Skip to content
Golden Charter > News & Advice > What to do when someone dies

What to do when someone dies

24 Aug 2023 | 3 min read time

It’s not easy to know what to do following the death of a loved one. We hope our short article will help make things feel a little more straightforward. We cover what to do following the period immediately after the death, notifying authorities, arranging the funeral, and handling personal affairs.

The latest official guidance for what to do when someone dies is available on the UK Government website. You can find a step-by-step guide on how to register the death, notify government departments, and deal with your loved one’s estate.

What to do when someone dies: first steps

Immediately after someone dies, you’ll need to arrange for a medical certificate that states the cause of death before a death certificate can be issued. A member of staff will usually organise the relevant medical certificates if the death happens in a hospital or hospice. If the death takes place at home, the deceased's general practitioner will issue the medical certificate.

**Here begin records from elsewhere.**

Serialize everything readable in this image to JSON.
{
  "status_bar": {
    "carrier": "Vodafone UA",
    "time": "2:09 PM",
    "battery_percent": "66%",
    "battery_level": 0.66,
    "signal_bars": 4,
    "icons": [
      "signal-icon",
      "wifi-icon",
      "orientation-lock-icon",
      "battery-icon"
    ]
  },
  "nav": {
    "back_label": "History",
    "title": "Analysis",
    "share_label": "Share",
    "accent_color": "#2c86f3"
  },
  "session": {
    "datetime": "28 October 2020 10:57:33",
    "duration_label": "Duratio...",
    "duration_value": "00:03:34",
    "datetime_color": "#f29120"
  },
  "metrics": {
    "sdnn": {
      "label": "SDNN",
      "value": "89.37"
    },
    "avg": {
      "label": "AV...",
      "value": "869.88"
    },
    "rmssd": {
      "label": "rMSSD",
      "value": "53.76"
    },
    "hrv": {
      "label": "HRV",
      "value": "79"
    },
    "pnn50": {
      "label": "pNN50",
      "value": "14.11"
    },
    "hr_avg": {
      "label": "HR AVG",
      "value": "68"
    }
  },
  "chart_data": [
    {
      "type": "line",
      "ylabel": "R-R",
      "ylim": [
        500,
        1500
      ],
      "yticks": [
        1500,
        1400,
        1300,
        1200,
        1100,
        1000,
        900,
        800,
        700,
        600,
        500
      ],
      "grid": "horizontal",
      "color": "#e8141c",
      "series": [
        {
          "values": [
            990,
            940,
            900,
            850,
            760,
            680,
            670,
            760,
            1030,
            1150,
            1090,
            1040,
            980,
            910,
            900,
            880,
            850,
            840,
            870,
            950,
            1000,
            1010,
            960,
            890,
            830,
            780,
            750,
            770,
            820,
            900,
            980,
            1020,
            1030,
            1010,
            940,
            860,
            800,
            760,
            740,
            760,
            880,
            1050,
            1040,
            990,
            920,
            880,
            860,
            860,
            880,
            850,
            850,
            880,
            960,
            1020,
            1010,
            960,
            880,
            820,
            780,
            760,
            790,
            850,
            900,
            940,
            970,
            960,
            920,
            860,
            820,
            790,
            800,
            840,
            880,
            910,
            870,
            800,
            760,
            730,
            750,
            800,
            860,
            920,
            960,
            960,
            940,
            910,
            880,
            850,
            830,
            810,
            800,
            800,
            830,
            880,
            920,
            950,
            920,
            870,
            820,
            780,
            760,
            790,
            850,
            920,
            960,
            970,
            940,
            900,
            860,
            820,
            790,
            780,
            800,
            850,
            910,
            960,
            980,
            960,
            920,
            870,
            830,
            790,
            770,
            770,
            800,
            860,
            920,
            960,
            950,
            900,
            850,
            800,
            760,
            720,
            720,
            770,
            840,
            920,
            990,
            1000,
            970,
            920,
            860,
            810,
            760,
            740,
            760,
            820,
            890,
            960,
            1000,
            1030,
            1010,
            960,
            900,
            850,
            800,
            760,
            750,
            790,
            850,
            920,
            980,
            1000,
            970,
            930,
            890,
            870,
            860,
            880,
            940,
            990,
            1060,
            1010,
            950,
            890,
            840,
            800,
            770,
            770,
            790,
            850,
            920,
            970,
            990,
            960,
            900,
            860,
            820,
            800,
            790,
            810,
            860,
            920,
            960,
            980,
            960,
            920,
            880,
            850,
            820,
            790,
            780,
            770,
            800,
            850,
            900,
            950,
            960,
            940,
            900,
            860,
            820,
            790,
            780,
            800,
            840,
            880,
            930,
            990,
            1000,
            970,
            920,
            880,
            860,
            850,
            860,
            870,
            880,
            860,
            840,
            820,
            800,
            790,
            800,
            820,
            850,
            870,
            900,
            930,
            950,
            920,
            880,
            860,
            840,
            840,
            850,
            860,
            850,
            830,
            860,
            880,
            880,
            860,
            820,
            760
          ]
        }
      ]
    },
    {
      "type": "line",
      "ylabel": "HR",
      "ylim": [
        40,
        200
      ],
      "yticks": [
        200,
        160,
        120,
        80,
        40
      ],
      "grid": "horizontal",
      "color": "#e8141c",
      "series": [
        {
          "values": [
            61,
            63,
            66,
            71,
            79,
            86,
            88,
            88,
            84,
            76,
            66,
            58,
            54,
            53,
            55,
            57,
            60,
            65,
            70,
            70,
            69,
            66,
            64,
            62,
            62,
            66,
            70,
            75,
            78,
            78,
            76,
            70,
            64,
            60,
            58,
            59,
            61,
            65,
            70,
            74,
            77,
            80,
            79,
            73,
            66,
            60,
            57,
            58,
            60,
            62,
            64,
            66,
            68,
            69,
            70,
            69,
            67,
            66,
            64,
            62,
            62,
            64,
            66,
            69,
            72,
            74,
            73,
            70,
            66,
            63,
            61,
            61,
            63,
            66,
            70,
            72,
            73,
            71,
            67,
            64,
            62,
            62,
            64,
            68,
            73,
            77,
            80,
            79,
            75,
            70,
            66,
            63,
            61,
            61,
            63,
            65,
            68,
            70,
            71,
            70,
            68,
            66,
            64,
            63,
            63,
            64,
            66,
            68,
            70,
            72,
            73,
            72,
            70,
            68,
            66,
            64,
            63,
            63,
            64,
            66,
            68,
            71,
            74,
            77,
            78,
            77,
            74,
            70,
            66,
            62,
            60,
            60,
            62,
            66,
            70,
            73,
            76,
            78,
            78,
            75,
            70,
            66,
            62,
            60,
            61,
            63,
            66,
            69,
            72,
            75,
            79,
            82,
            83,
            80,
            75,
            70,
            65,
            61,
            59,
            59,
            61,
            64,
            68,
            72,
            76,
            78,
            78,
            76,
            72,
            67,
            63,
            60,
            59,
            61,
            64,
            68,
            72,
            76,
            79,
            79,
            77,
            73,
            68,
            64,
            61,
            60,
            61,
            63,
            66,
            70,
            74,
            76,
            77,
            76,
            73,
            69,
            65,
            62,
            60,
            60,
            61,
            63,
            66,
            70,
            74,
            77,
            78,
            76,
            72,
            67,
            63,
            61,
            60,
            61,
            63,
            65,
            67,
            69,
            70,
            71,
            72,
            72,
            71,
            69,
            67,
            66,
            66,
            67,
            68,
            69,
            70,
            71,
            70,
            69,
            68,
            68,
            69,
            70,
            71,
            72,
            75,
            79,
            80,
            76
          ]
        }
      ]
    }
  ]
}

Once you’ve obtained or are in the process of obtaining the medical certificate, the next step is to take care of the body.

If the death was at home, some choose to look after the body themselves for a short time. You can also contact a local funeral director to care for the body at their funeral home.

Registering the death

The registration of death is used to formally note that someone has died. There are different ways and timeframes to register a death depending on where it happened. The UK government website can help to give you specific advice.

There’s no cost for registering a death, but there may be a charge for death certificates and copies. It’s best to get multiple death certificates, as most banks only accept official copies. Your registrar will be able to tell you how many copies of the death certificate you’re likely to need.

It’s important to inform all relevant government departments of your loved one’s death. Tell Us Once is a government service that notifies multiple government departments of the death, including HMRC, the DVLA, and the Passport Office.

You’ll also need to inform utility companies, banks, and service providers. Settld is a service that can help you with this. Once the form has been completed, it notifies hundreds of organisations such as banks, building societies, energy suppliers and water suppliers.

What to do when someone dies: dealing with funeral arrangements

In a hospital or hospice, the deceased is most often moved to a temporary place of rest while funeral arrangements are made.

If the deceased had purchased a pre-paid funeral plan with Golden Charter, then a phone call to the specified funeral director will activate the plan. The funeral director will then carry out your loved one’s wishes as detailed in their plan.

If there wasn’t a funeral plan in place, your loved one may have left instructions in their will stating their wishes. If they haven’t left instructions, you can speak to your chosen funeral director about the options available to you.

If you need help finding a funeral director, you can search for funeral directors near you on

When arranging a funeral, you’ll decide on things such as:

  • The type of funeral (burial or cremation)
  • The type of coffin
  • The venue
  • Flowers
  • Music
  • Readings
  • Who to invite

Paying for the funeral

The final cost of the funeral will depend on what’s included. Your funeral director will be able to provide you with exact costs.

The person arranging the funeral is responsible for payment. If the deceased doesn’t have a funeral plan in place, family members may choose to pay funeral expenses themselves, or funds from the estate can be used in certain circumstances.

If you’re struggling to cover funeral costs, you may be eligible to receive support. For England and Wales, up-to-date information on Funeral Payments is available from the UK government website. If you live in Scotland, info on Funeral Support Payments can be found on the Scottish government website. And, for Northern Ireland, you’ll find info regarding Funeral Expenses Payment on the Northern Irish government website.

Bereavement support

We all deal with bereavement differently. When grief seems overwhelming, getting support can help us begin to move forward again.

We’ve created a helpful list of organisations and services that can help. These organisations are there to offer a range of support services, and advice for people finding it difficult to cope with their grief.

Golden Charter

Smart Planning for Later Life

We are one of the largest funeral plan providers in the UK* and we work with over 2,900 independent funeral directors across the UK*. Many are long-standing, family-run businesses and all provide a compassionate and professional service.

Find out more about how you can plan for the future with one of the funeral directors in our network.